T.C. from Connecticut writes:
Dear Mister Condo,
What % of condo associations have debt? Is it unusual or common to have debt to finance deferred maintenance? What % of CT HOAs have debt? Is it 10 %, 50%, 90% or other? What % of a condo association’s annual revenues should be used to service debt ie. what % of annual revenues should principal and interest payments be annually?
Mister Condo replies:

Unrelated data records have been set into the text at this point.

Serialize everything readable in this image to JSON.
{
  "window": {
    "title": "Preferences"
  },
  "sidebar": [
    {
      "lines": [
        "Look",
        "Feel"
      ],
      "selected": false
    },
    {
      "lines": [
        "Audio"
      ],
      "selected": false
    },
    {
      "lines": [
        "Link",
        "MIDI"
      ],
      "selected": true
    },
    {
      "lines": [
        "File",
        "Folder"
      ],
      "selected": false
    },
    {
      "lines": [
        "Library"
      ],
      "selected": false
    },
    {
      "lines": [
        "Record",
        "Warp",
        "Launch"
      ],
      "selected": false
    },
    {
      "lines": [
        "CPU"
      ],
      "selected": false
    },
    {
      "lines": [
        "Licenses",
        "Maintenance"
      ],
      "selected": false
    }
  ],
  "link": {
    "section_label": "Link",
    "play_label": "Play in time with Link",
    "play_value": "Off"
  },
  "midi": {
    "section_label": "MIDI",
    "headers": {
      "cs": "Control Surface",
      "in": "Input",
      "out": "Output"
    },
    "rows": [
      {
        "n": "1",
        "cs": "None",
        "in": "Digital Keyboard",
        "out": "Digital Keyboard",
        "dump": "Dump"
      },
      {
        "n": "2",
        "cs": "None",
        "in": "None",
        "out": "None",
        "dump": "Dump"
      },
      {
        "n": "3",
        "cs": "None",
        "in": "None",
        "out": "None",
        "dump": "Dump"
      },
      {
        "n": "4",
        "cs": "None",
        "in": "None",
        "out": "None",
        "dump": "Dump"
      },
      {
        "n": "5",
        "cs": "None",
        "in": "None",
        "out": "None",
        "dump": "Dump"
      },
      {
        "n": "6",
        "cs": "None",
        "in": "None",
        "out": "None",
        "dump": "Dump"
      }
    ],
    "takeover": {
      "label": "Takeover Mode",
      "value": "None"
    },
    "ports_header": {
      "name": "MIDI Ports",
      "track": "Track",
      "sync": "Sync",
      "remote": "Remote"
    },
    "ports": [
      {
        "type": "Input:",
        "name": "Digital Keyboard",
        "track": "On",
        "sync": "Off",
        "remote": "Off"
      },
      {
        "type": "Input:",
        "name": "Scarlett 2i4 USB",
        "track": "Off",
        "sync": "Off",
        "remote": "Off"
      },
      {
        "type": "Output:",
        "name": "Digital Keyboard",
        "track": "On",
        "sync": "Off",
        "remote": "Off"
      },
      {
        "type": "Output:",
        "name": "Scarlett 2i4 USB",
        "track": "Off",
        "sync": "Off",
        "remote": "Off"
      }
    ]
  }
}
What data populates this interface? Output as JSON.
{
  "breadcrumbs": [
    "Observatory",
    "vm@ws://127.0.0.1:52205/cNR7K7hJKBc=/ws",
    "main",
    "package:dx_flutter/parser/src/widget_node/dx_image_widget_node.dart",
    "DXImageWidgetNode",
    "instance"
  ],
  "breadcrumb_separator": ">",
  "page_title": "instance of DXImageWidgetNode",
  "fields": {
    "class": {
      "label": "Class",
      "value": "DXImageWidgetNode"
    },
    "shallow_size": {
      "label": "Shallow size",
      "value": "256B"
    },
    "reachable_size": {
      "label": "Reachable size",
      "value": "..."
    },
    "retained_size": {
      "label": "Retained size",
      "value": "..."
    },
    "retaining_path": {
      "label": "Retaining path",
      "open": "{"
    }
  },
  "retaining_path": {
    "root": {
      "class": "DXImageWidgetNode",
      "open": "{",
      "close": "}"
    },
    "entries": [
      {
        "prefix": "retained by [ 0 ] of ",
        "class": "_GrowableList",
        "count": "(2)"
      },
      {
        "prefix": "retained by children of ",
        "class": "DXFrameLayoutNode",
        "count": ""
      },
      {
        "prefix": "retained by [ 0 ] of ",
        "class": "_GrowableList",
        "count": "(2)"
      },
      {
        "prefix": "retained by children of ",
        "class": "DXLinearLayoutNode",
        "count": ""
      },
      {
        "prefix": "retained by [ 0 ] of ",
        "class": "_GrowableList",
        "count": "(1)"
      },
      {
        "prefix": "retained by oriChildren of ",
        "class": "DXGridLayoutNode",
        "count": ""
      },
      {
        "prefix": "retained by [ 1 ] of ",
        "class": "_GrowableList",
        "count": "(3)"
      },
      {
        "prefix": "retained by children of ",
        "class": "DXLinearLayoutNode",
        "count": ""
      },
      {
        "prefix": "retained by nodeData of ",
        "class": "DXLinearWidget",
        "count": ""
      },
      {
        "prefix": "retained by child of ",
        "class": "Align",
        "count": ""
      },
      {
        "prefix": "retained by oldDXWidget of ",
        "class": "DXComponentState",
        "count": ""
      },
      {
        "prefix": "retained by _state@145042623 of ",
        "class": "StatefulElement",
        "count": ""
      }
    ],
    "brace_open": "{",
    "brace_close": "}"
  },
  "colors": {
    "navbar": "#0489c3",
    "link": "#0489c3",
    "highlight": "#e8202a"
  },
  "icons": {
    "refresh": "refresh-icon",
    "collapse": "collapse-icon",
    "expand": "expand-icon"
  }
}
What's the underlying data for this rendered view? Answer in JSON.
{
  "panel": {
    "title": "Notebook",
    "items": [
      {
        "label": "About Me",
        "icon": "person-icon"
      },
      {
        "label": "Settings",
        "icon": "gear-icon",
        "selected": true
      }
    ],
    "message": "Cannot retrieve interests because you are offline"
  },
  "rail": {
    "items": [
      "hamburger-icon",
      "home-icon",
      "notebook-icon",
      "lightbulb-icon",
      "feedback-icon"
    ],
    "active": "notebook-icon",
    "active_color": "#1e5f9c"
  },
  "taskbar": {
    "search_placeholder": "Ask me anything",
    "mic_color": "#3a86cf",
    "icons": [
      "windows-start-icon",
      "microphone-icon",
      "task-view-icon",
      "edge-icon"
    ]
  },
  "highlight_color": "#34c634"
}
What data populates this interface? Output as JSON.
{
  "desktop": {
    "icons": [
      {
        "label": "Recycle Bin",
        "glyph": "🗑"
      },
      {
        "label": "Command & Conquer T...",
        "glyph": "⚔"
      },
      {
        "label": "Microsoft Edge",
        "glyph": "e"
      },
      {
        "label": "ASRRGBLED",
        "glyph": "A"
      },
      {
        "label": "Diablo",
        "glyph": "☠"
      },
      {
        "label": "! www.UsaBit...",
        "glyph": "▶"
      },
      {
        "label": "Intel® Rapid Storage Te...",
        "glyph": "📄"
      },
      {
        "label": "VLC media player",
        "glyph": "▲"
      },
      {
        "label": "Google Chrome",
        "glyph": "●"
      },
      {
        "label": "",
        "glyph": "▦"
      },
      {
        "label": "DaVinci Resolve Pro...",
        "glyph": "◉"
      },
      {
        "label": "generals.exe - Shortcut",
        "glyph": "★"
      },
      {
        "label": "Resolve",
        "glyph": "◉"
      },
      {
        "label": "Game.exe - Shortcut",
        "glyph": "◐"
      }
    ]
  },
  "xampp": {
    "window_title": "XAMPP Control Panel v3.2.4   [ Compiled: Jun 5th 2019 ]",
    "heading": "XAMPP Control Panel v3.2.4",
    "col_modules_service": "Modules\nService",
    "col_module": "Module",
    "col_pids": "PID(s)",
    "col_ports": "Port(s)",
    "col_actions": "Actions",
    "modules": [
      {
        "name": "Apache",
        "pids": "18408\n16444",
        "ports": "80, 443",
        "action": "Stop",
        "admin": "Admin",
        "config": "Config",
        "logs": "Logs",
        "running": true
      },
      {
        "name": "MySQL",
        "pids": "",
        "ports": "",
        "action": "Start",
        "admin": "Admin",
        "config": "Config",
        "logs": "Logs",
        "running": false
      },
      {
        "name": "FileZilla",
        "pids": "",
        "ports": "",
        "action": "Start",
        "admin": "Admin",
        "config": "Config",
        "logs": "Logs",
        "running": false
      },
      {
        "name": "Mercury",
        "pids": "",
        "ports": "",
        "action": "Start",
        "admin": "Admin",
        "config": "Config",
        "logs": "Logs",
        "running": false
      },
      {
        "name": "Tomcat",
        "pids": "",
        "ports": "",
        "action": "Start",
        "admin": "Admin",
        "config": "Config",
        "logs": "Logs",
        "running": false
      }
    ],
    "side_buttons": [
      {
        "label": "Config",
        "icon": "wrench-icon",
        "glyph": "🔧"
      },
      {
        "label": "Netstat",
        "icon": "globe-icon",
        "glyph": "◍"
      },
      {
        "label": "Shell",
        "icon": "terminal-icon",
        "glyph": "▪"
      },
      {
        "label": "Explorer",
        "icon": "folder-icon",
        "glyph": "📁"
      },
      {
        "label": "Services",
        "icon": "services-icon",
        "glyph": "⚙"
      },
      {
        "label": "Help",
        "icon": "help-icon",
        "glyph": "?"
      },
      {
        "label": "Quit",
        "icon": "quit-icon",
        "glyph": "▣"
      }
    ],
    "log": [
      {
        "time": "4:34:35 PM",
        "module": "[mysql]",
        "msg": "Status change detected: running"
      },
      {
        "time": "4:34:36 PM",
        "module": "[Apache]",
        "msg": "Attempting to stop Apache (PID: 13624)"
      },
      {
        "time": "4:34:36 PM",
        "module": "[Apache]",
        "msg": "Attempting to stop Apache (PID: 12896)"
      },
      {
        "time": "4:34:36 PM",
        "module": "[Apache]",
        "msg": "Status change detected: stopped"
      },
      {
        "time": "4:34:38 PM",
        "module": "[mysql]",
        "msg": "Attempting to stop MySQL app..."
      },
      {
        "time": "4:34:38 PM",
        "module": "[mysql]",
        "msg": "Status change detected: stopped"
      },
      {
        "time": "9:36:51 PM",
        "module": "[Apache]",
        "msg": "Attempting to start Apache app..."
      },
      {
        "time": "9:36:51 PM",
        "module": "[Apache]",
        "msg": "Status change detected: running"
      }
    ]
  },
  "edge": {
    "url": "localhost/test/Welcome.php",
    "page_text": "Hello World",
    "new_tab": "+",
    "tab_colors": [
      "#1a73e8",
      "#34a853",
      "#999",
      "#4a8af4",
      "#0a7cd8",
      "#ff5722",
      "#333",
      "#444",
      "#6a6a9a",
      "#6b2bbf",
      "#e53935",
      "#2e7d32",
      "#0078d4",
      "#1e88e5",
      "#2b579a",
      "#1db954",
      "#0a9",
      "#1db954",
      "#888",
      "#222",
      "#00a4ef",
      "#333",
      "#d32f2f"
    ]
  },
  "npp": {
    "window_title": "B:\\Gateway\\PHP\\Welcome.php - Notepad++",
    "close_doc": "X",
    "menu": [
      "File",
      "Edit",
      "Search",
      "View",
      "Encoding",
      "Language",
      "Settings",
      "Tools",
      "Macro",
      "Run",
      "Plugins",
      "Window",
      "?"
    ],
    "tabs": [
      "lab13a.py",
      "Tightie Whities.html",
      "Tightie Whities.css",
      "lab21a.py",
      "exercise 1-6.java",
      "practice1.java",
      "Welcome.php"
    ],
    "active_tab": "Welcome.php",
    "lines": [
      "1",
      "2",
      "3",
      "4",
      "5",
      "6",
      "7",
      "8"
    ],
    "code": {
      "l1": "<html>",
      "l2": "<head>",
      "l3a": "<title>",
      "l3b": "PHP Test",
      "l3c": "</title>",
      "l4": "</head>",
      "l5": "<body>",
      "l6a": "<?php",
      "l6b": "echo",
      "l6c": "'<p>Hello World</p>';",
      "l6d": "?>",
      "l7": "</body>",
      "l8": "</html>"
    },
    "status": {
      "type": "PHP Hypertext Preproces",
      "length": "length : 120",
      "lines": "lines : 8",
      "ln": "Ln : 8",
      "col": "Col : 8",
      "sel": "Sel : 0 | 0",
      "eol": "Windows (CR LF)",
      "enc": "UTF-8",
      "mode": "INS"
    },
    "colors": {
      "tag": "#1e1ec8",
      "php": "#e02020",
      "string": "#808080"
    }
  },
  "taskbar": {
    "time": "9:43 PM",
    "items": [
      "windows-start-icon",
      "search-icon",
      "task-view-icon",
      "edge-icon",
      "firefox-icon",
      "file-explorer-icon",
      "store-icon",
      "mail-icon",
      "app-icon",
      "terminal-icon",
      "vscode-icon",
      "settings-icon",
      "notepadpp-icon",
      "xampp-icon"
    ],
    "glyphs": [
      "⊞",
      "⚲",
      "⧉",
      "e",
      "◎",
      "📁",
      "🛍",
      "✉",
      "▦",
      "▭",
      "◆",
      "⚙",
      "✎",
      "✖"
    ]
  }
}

T.C., that is a series of great and interesting questions, not just in Connecticut, but nationally as well. While most governance documents suggest that the association prepare and observe a Reserve Study and make regular Reserve Fund contributions, many do not. Even in states where there are additional laws supporting this practice, it is still fairly common for associations to get themselves upside down in the long run because they opt to underfund their Reserves or not fund them at all. Why? In a word, because the sweetness of low common fees outweighs the bitterness of paying more every month for maintenance that won’t happen or years. Current owners don’t care about repairs that will be needed years later, especially if they have no intention of living within the association a few years from now. I can’t speak for the specifics in Connecticut but my guess is that the percentage of communities with underfunded Reserves is roughly 70%. Worse of that 70% underfunded, almost one half of those associations are so poorly underfunded (if funded at all), they will surely need to either borrow money or levy a Special Assessment just to make the known repairs that are coming due or have come due already. There are no “one size fits all” formulas to apply here. Each association is different and each requires its own Reserve Study (even if done in house by volunteers). Once the dollar amounts for future repairs are known, the common fees should be adjusted to save for that known expense. If an association decides to go the route of an HOA loan, as many do, all they are really doing is transferring the debt from the owners when the asset deteriorated and passing it on to future owners. Personally, I wouldn’t purchase into a community that didn’t have a strong Reserve Fund and plan in place. Without the funds available, the new owner is very likely going to pay for the previous deterioration of the common assets. It is patently unfair and a tremendous risk to the association. The FHA recognized this shortfall in condominiums many years ago when they started tracking Reserve Fund contributions in associations where the buyers needed FHA-backed loans. The FHA required the association to get certified and provide evidence that they were putting at least 10% of their annual dues into the Reserve Fund. In reality, most associations need between 20% – 30% to adequately fund their Reserves. So even though an association may be FHA-eligible and compliant with the 10% rule, that is no guarantee that there is nearly enough money being saved for major common element replacement. Roofs will fail, driveways will deteriorate, siding and windows will need replacing. It’s not guesswork. Only proper planning and funding can make the association fiscally solvent. Anything less leads to the numbers and problems you may be seeing in your own association. All the best!